Fast forward to present day. 2021.
There’s a whole mess of things we could talk about, no?
So…let’s take COVID.
We could have fought COVID united. Instead we’ve let it tear us apart, sorting ourselves into masked and unmasked, believers and unbelievers, when, way back in 2020, a little bit of shared sacrifice would have left us all better off and having spent Christmas with all our loved ones and in our favorite bars and at our favorite holiday events.
There’s a lot of talk these days about “rights.” I wrote an essay on freedom once, for a local writing competition, about whether it was a right or a privilege. I’d have to read it to be sure, but I’m pretty sure I landed on the side of a precious privilege (that everyone should have access to) that we must protect at all costs. For all of us. Far too many men and women–brave souls like Diana’s Steve Trevor, but in real life–died, so that you and I could have it. And yet every day we tout that freedom like a badge of selfishness. “I’m free, I can do whatever I want!”
No. That’s playing so small with something so sacred, something another person literally gave their life for.
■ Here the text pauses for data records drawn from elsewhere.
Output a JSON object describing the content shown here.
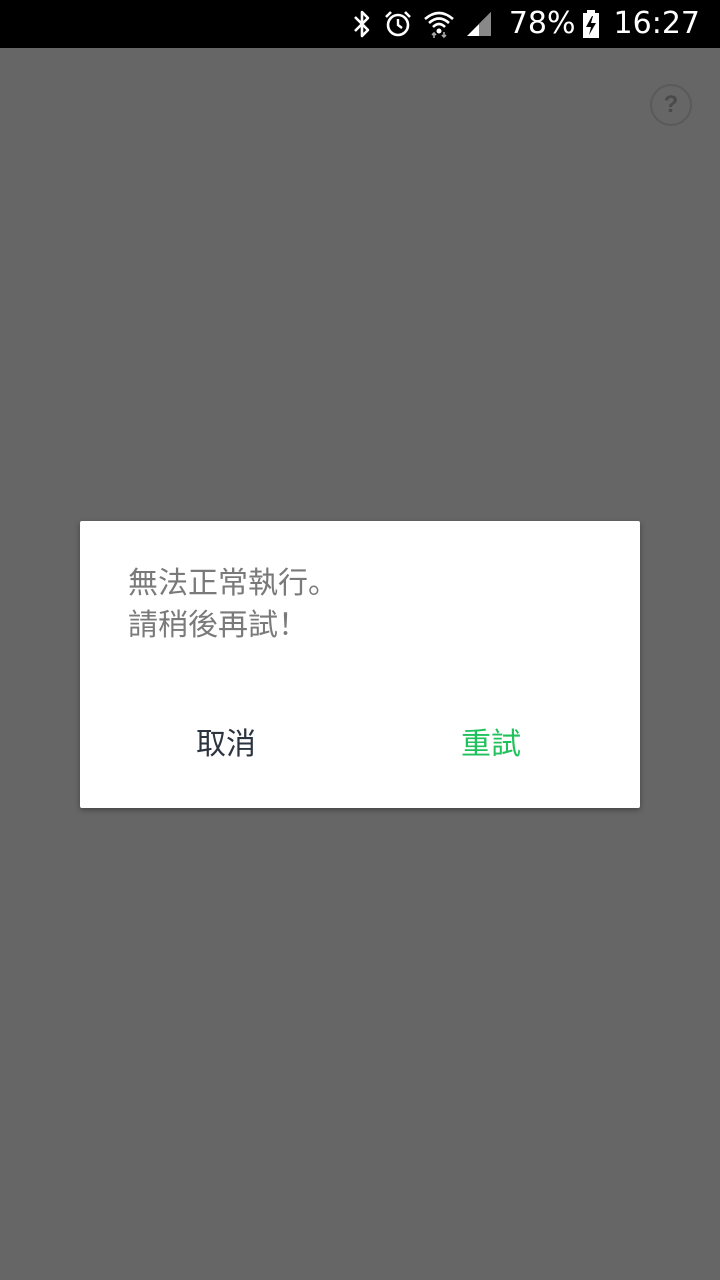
{
  "status_bar": {
    "battery_percent": "78%",
    "time": "16:27",
    "icons": [
      "bluetooth-icon",
      "alarm-icon",
      "wifi-icon",
      "signal-icon",
      "battery-charging-icon"
    ]
  },
  "help": {
    "label": "?"
  },
  "dialog": {
    "message": "無法正常執行。\n請稍後再試！",
    "cancel_label": "取消",
    "retry_label": "重試"
  },
  "colors": {
    "overlay": "#666666",
    "status_bar": "#000000",
    "dialog_bg": "#ffffff",
    "message_text": "#7a7a7a",
    "cancel_text": "#2c3440",
    "retry_accent": "#1fc15a"
  }
}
Something men and women and children all over the world are still fighting and begging for, scraping out existence in places we wouldn’t let our dogs live.
You’re free. To live and move and have being as you choose. And the ONLY right response to that is live your life so that everyone else can live theirs, too. That isn’t treading on your own freedom, not by a long shot, and I’m not suggesting we all have to be the same or believe the same or live the same or have the same amount of money or any of that. It’s bigger–it’s about making room for all of us to have the sort of life where there’s plenty of laughter and no empty bellies and no seething hatred. Where we are all finally and wholly loved and safe—just as we are.
My favorite thing about the first Wonder Woman was her motley crew: Steve Trevor, the epitome of a selfless soldier if there ever was one; the Arab, Sameer, who really just wants to be an actor; The Chief, a Native American — maybe a hat-tip to code talkers, but either way, a fabulous character; and Charlie, the broken and often drunken sharpshooter who just breaks my damn heart when he plays the piano as the snow softly falls in a now-liberated French village. I feel like, in the United States these days, this group of people would have a hard time having lunch together, much less fighting a common enemy together. And yet–there they are. Saving us all.
I don’t have answers, y’all, but I do believe that our desire for change in this country begins with ourselves. And that means a whole lot less finger-pointing and whole lot more self-reflection. Michael Jackson wasn’t wrong about that person in the mirror. Your experience is not everyone else’s. In fact, it’s not anyone else’s. And we can only begin to understand one another when we admit this very real truth and set about honoring the experiences that are different than ours.
A million little kindnesses, thousands of small sacrifices, myriad efforts at real relationship, listening with open hearts to those who believe differently than we do, to those who are terrified at a world that has changed so quickly, to those who have waited far too long for a seat at the table…this is how we might begin the very slow work of healing the gaping wounds of our nation.
No Monkey’s Paw. No Dreamstone.
But…maybe a little bit of Steve Trevor, who only ever wanted to give his life in service to others.